**Problem to work on**.
Every line of the records below that holds the word "this" belongs in the answer.

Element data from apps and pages
----------

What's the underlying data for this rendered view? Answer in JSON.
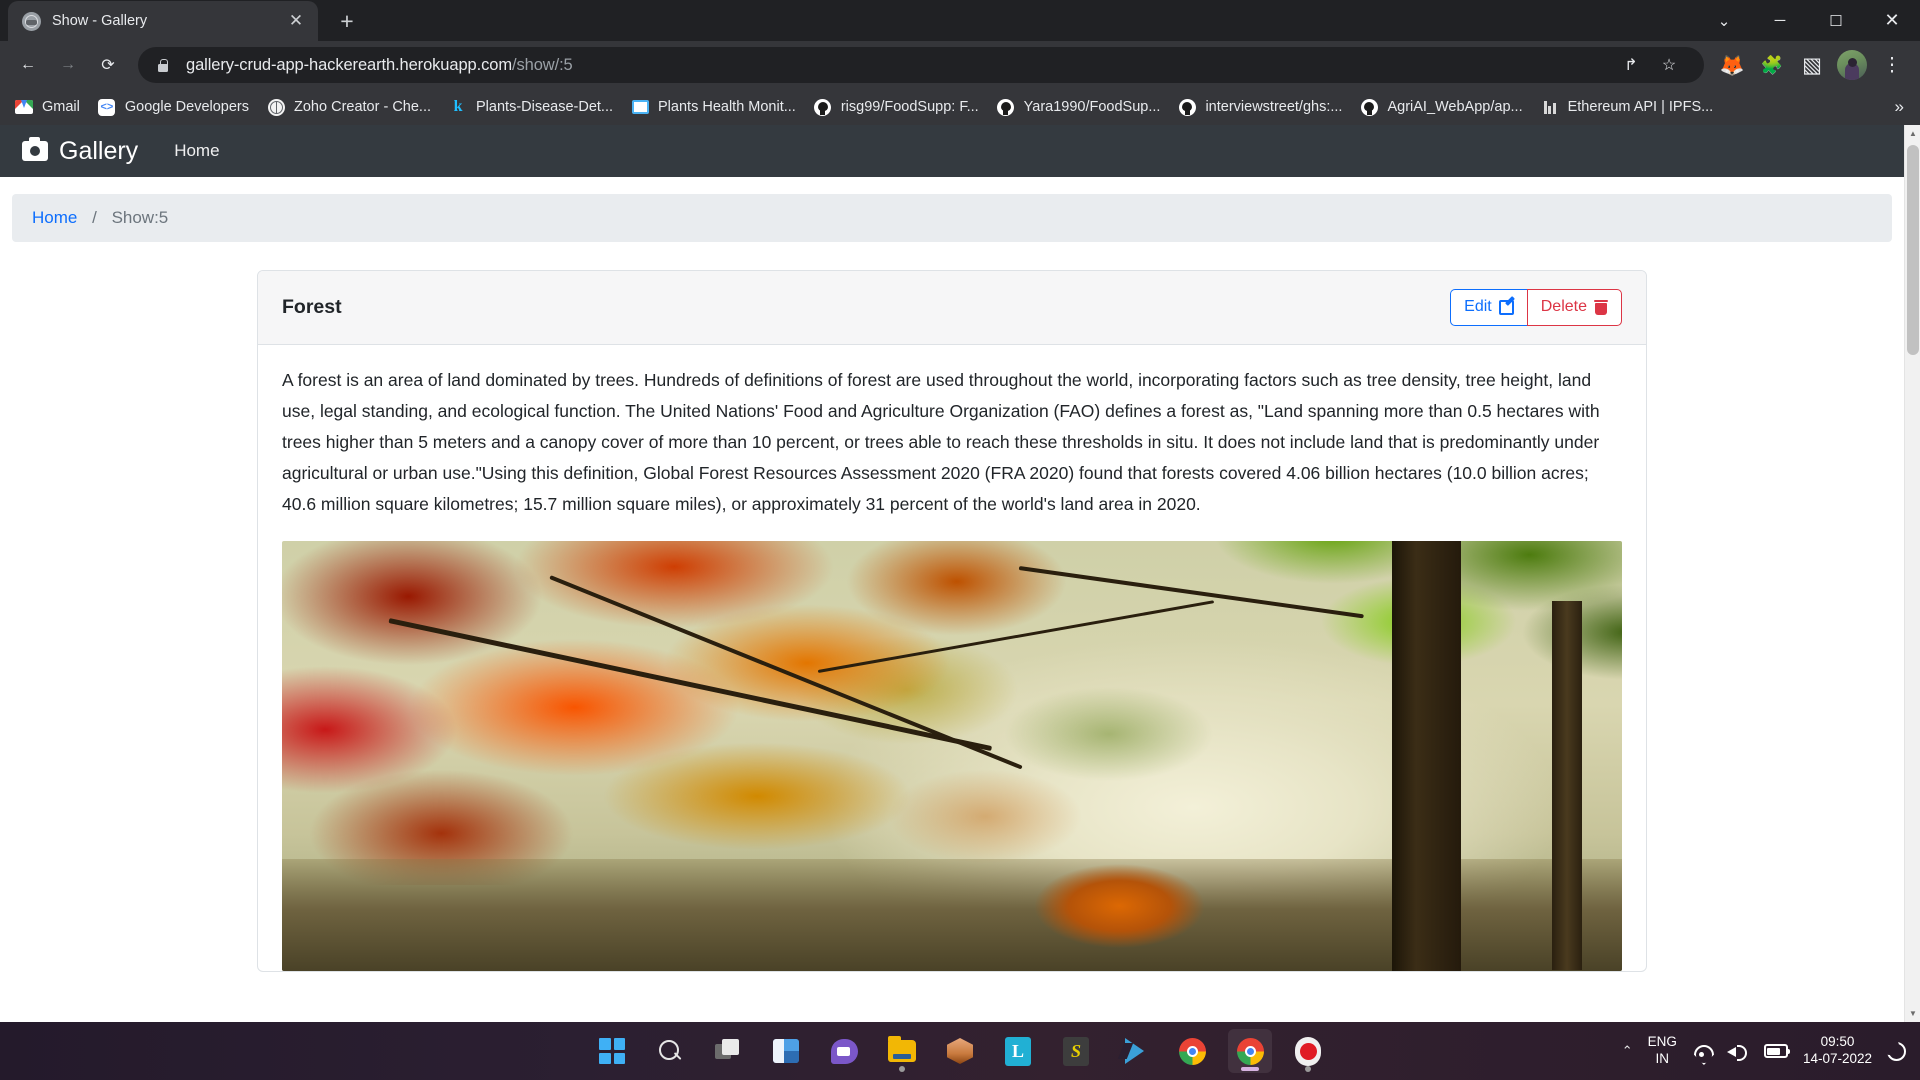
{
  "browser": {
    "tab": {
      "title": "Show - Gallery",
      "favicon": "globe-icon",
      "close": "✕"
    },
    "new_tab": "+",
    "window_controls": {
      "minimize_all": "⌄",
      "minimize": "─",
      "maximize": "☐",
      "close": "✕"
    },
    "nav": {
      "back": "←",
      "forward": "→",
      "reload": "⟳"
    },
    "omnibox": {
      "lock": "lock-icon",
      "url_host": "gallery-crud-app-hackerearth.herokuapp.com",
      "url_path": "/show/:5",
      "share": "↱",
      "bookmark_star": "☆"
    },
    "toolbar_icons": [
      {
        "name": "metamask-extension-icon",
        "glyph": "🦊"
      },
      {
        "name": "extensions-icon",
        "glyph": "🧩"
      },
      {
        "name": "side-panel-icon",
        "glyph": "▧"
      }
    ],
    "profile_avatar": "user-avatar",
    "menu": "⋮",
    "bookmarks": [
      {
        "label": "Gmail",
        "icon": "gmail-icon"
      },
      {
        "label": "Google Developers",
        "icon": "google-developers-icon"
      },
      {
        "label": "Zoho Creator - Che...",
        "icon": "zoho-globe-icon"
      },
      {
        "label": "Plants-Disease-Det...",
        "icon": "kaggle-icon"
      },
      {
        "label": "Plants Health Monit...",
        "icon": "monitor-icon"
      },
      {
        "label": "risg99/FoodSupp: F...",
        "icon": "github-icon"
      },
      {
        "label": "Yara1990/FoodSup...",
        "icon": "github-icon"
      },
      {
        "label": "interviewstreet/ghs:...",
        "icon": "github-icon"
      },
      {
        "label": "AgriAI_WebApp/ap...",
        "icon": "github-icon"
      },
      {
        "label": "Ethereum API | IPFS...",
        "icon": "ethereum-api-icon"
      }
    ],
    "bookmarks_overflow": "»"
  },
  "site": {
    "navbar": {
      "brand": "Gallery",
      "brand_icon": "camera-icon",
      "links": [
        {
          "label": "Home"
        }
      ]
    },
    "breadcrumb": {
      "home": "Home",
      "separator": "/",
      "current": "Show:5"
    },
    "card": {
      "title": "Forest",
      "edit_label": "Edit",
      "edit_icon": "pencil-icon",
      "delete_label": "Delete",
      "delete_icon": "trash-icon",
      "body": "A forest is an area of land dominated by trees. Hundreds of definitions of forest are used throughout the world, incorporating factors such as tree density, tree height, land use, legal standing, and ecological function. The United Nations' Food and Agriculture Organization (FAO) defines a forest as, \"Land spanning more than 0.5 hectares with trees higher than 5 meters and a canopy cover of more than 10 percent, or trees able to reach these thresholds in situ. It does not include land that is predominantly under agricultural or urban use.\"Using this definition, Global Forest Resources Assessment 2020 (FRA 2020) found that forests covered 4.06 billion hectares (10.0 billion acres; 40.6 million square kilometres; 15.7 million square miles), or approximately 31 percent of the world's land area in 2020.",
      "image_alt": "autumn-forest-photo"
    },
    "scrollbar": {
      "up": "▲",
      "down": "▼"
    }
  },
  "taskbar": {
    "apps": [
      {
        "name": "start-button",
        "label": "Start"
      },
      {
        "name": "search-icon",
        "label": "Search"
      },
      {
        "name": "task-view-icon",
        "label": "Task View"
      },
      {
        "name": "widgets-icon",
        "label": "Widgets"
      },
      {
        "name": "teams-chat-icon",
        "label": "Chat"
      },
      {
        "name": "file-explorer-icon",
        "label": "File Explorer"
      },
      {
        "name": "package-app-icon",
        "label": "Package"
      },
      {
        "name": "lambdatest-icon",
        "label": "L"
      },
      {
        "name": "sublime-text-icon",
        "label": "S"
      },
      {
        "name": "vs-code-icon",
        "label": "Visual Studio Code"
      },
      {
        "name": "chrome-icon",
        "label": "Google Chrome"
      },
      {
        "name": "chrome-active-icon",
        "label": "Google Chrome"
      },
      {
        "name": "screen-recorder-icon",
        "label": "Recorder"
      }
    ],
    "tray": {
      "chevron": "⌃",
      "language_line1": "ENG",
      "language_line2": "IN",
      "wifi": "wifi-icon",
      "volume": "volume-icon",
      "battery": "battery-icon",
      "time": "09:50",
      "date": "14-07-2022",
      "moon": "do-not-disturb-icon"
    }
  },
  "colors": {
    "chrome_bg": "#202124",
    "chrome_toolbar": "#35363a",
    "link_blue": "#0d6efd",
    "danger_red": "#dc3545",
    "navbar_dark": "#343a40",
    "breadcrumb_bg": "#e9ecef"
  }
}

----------

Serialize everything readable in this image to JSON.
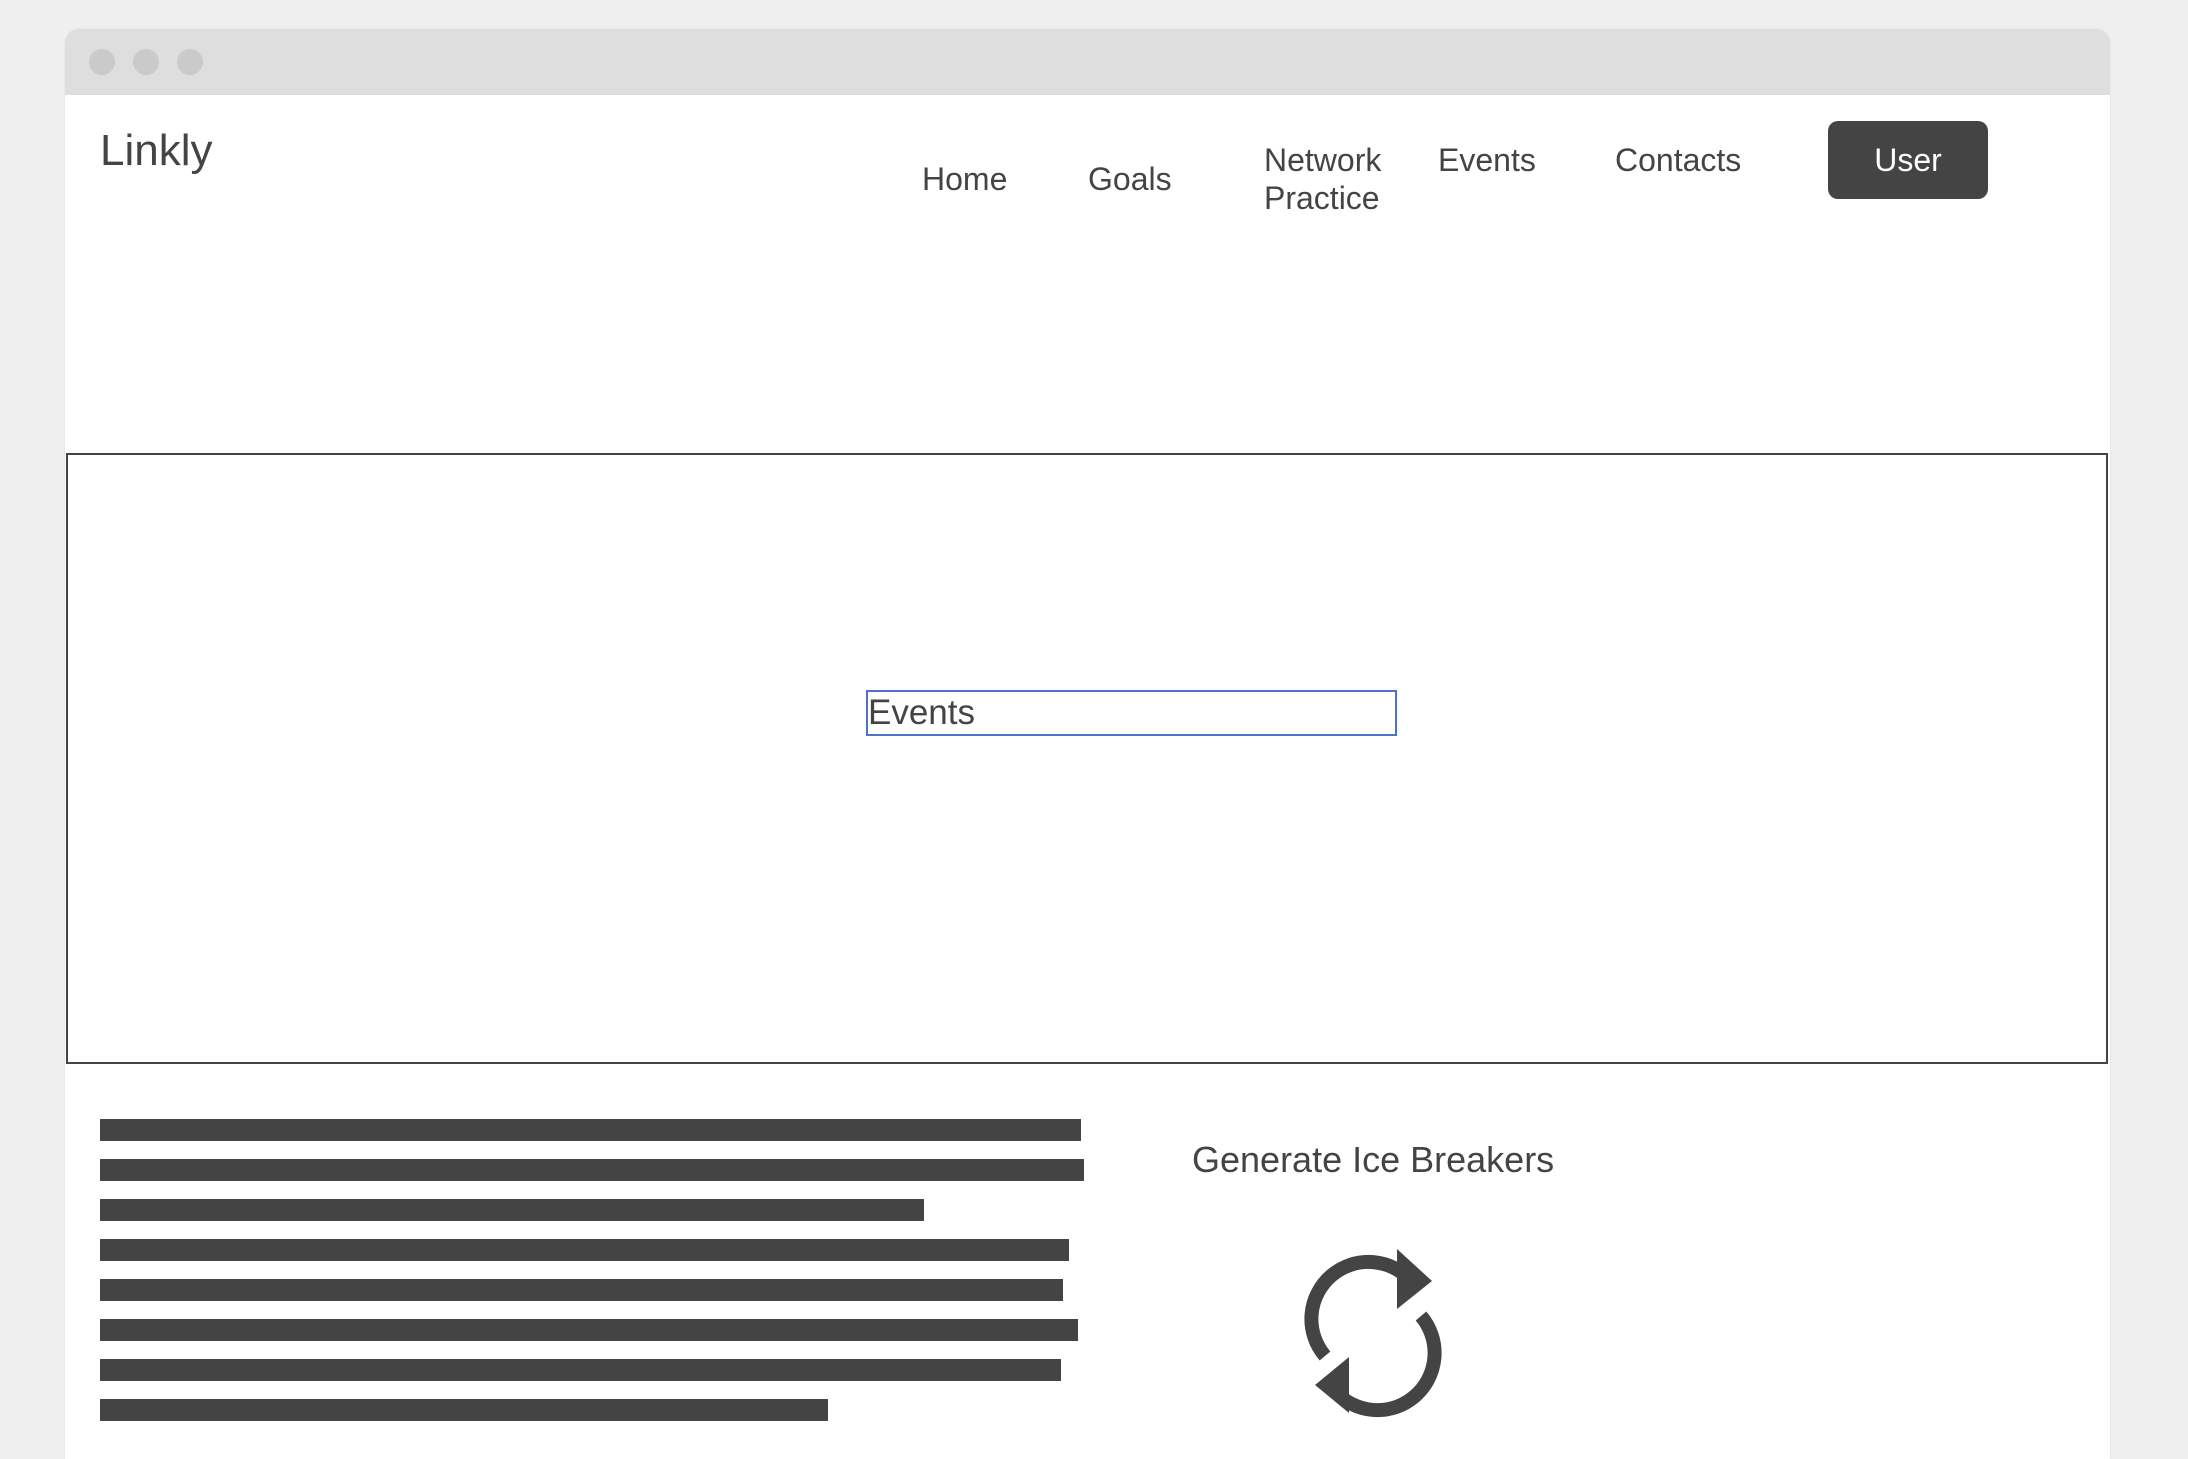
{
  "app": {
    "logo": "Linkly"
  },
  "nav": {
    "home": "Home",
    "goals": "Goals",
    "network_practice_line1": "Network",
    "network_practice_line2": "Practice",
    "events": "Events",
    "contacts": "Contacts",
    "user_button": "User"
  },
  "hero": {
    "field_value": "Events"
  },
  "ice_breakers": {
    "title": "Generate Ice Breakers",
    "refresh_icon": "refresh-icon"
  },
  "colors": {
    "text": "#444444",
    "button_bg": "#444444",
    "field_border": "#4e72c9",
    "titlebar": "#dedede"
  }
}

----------

**Task output**.
What's the underlying data for this rendered view? Answer in JSON.
      "body": "A forest is an area of land dominated by trees. Hundreds of definitions of forest are used throughout the world, incorporating factors such as tree density, tree height, land use, legal standing, and ecological function. The United Nations' Food and Agriculture Organization (FAO) defines a forest as, \"Land spanning more than 0.5 hectares with trees higher than 5 meters and a canopy cover of more than 10 percent, or trees able to reach these thresholds in situ. It does not include land that is predominantly under agricultural or urban use.\"Using this definition, Global Forest Resources Assessment 2020 (FRA 2020) found that forests covered 4.06 billion hectares (10.0 billion acres; 40.6 million square kilometres; 15.7 million square miles), or approximately 31 percent of the world's land area in 2020.",
Serialize everything readable in this image to JSON.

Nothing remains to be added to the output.